You might find your life wholly flipped (in a good way) when you start to train your Vizsla. The world of competitive dog sports can draw you in and keep you hooked. You will meet new people and like-minded people with amazing dogs of their own.
Grooming Requirements Of A Vizsla
Vizslas have very few grooming requirements. They need a weekly brush because they shed their short coats. You need to keep their nails clipped, their teeth clean, and their ears clean. You can increase the frequency of grooming when they go through their big seasonal shed or if you want to control the amount of loose dog hair around your home. Another reason to groom a Vizsla more frequently is to use it as a form of affection.
Potential Health Issues Of A Vizsla
Vizslas are mostly healthy dogs, but they can be prone to certain medical conditions that are incurable and will add to the maintenance requirements of Vizslas who have these conditions. These health conditions include:
- Hip dysplasia
- Progressive retinal atrophy
Are Vizslas Good For New Owners?
Vizslas are not good dogs to get if you are a first-time dog owner. They are very intense and require experience, patience, affection, and commitment, and they need these things for their whole lives. Vizslas can live for up to fourteen years.
If you are a new owner and your heart is really set on a Vizsla, first research what people who own Vizslas say about living with and loving these dogs. Visit online forums, speak to breeders, and contact any friends or co-workers who own Vizslas. If you see a Vizsla in a dog park, talk to the owner and ask honest questions. They will probably be very happy to tell you the real truth.
You have to be willing to include them entirely in your life and make the changes required for their happiness.

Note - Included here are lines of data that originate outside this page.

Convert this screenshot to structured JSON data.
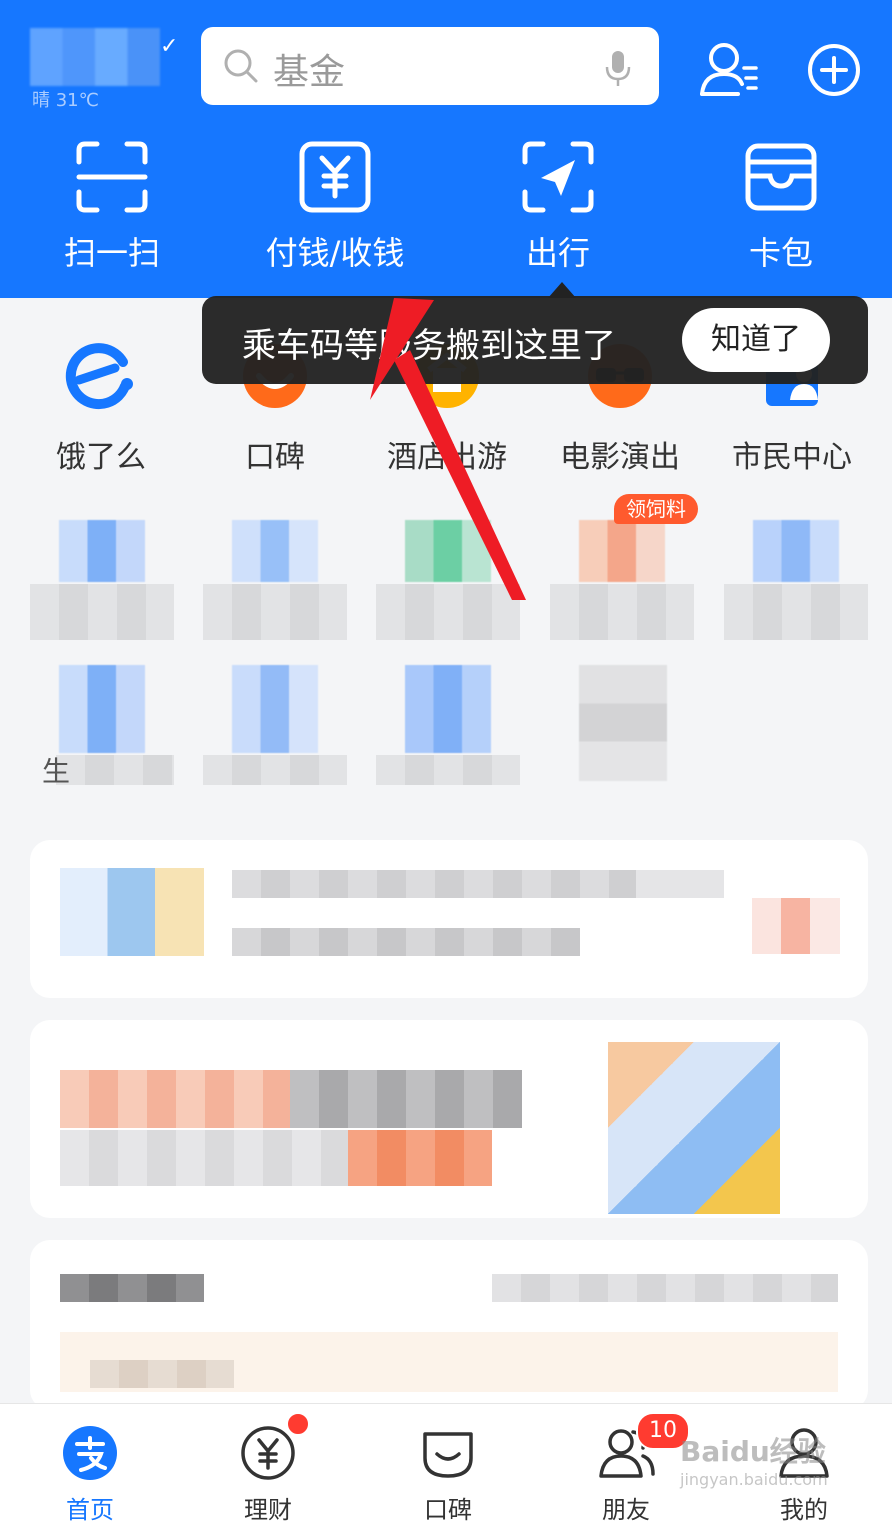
{
  "header": {
    "weather": "晴 31℃",
    "search_placeholder": "基金",
    "quick_actions": [
      {
        "label": "扫一扫",
        "icon": "scan-icon"
      },
      {
        "label": "付钱/收钱",
        "icon": "pay-receive-icon"
      },
      {
        "label": "出行",
        "icon": "travel-icon"
      },
      {
        "label": "卡包",
        "icon": "card-wallet-icon"
      }
    ]
  },
  "tooltip": {
    "message": "乘车码等服务搬到这里了",
    "button": "知道了"
  },
  "services": [
    {
      "label": "饿了么",
      "icon": "eleme-icon"
    },
    {
      "label": "口碑",
      "icon": "koubei-icon"
    },
    {
      "label": "酒店出游",
      "icon": "hotel-travel-icon"
    },
    {
      "label": "电影演出",
      "icon": "movie-show-icon"
    },
    {
      "label": "市民中心",
      "icon": "citizen-center-icon"
    }
  ],
  "grid_badge": "领饲料",
  "row3_first_char": "生",
  "tabbar": {
    "tabs": [
      {
        "label": "首页",
        "icon": "alipay-home-icon",
        "active": true
      },
      {
        "label": "理财",
        "icon": "finance-icon",
        "dot": true
      },
      {
        "label": "口碑",
        "icon": "koubei-tab-icon"
      },
      {
        "label": "朋友",
        "icon": "friends-icon",
        "badge": "10"
      },
      {
        "label": "我的",
        "icon": "profile-icon"
      }
    ]
  },
  "watermark": {
    "brand": "Baidu经验",
    "url": "jingyan.baidu.com"
  },
  "colors": {
    "primary": "#1677ff",
    "badge": "#ff3b30",
    "arrow": "#ee1c25"
  }
}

If you are not willing or you are unable to do this, consider a different breed of dog.
Vizslas Are Wonderful
All of this information is not meant to put you off a Vizsla; it is intended to provide the information needed to make a responsible and informed decision to become a Vizsla owner.

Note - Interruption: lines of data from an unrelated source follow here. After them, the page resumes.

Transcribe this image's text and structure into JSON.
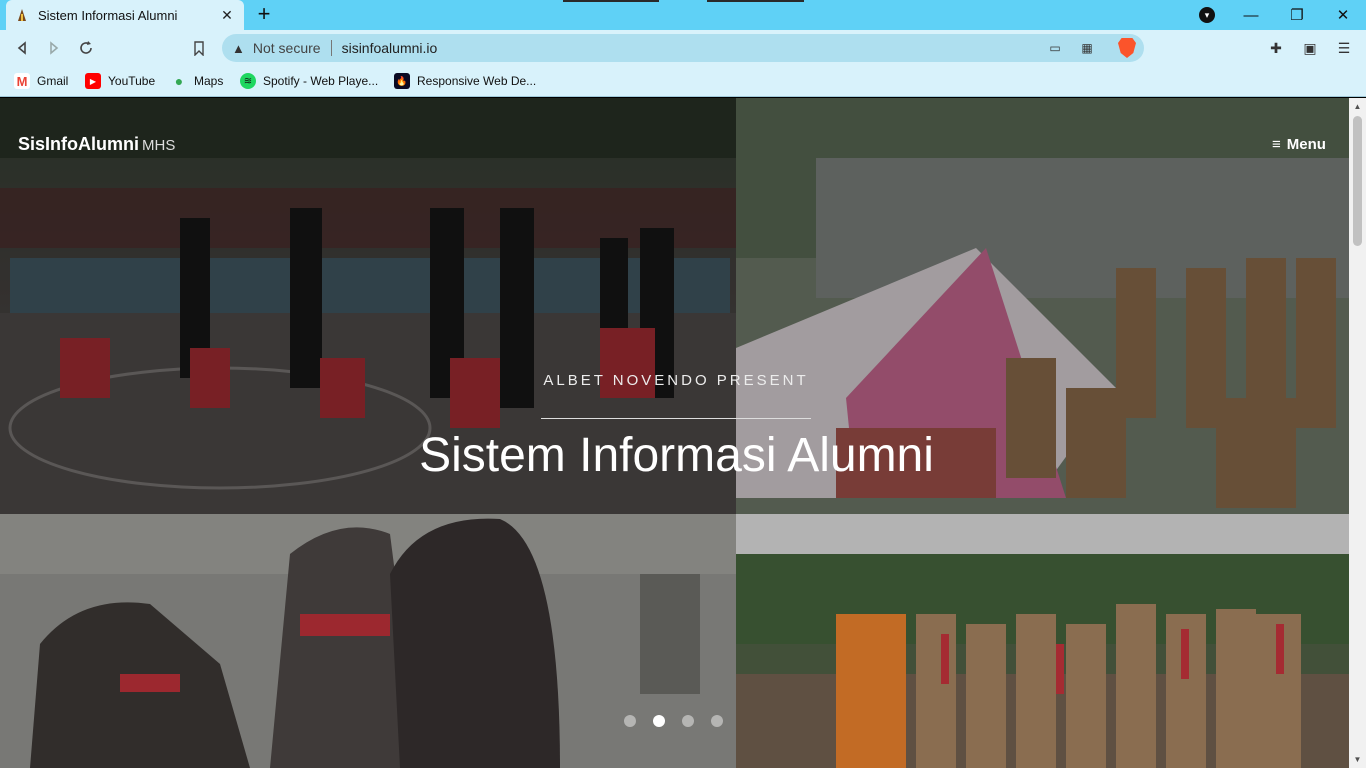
{
  "browser": {
    "tab_title": "Sistem Informasi Alumni",
    "tab_close": "✕",
    "new_tab": "+",
    "url_status": "Not secure",
    "url": "sisinfoalumni.io",
    "window_controls": {
      "minimize": "—",
      "restore": "❐",
      "close": "✕"
    }
  },
  "bookmarks": [
    {
      "label": "Gmail",
      "icon": "gmail-icon",
      "color": "#ea4335",
      "glyph": "M"
    },
    {
      "label": "YouTube",
      "icon": "youtube-icon",
      "color": "#ff0000",
      "glyph": "▶"
    },
    {
      "label": "Maps",
      "icon": "maps-icon",
      "color": "#34a853",
      "glyph": "●"
    },
    {
      "label": "Spotify - Web Playe...",
      "icon": "spotify-icon",
      "color": "#1ed760",
      "glyph": "≋"
    },
    {
      "label": "Responsive Web De...",
      "icon": "freecodecamp-icon",
      "color": "#0a0a23",
      "glyph": "🔥"
    }
  ],
  "site": {
    "brand": "SisInfoAlumni",
    "brand_sub": "MHS",
    "menu_label": "Menu",
    "menu_icon": "≡"
  },
  "hero": {
    "kicker": "ALBET NOVENDO PRESENT",
    "title": "Sistem Informasi Alumni"
  },
  "carousel": {
    "slide_count": 4,
    "active_index": 1
  },
  "colors": {
    "tabbar": "#5fd1f6",
    "toolbar": "#d8f2fb",
    "omnibox": "#aedfef"
  }
}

If you are willing and able to be the owner they need, committing to them, whatever that requires, you will be hugely rewarded by these faithful companions. People who own Vizslas can’t imagine their lives without them, even though their eyes are fully open to the challenges presented by this ownership.
Vizslas are affectionate, gentle, and energetic. They require lots of attention all the time. Vizslas are deeply attached to their owners and love to please them, but this requires patience, reciprocal affection, and plenty of quality time from their owners. They cannot cope with being left alone and can become destructive or even develop separation anxiety if left on their own often or for long periods.

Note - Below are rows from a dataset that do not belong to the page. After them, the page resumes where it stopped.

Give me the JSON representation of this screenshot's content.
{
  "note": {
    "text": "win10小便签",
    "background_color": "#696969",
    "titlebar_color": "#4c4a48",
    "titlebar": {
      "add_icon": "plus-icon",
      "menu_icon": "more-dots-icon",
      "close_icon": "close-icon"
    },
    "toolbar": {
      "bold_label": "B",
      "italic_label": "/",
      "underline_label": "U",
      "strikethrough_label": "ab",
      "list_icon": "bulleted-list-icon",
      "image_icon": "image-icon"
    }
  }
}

Their sensitive natures make them averse to punishment and negative reinforcement training methods. Vizslas are heartbroken when their owners display displeasure towards them, and shouting or smacking a Vizsla can cause more emotional damage than you think.
Vizslas have extreme energy levels. If you are not an active person, it is unfair to get such an active dog. They need at least thirty minutes to two hours of dedicated exercise every day, daily time off the leash (at a dog park, out on runs, or in a large yard). Training is also essential for Vizslas. They require the actual training to be manageable, but they also benefit greatly from the mental and physical stimulation, as well as the quality time with their owners.
Vizslas are lovely, rewarding, and affectionate companions. But they are not dogs that you should get on a whim. Nor are they recommended for new owners. Vizslas do not slot into the dog-owning part of your life, they have to be included in every aspect, and if you are not willing to make changes, you should look for a different breed that will fit with the current structure of your life.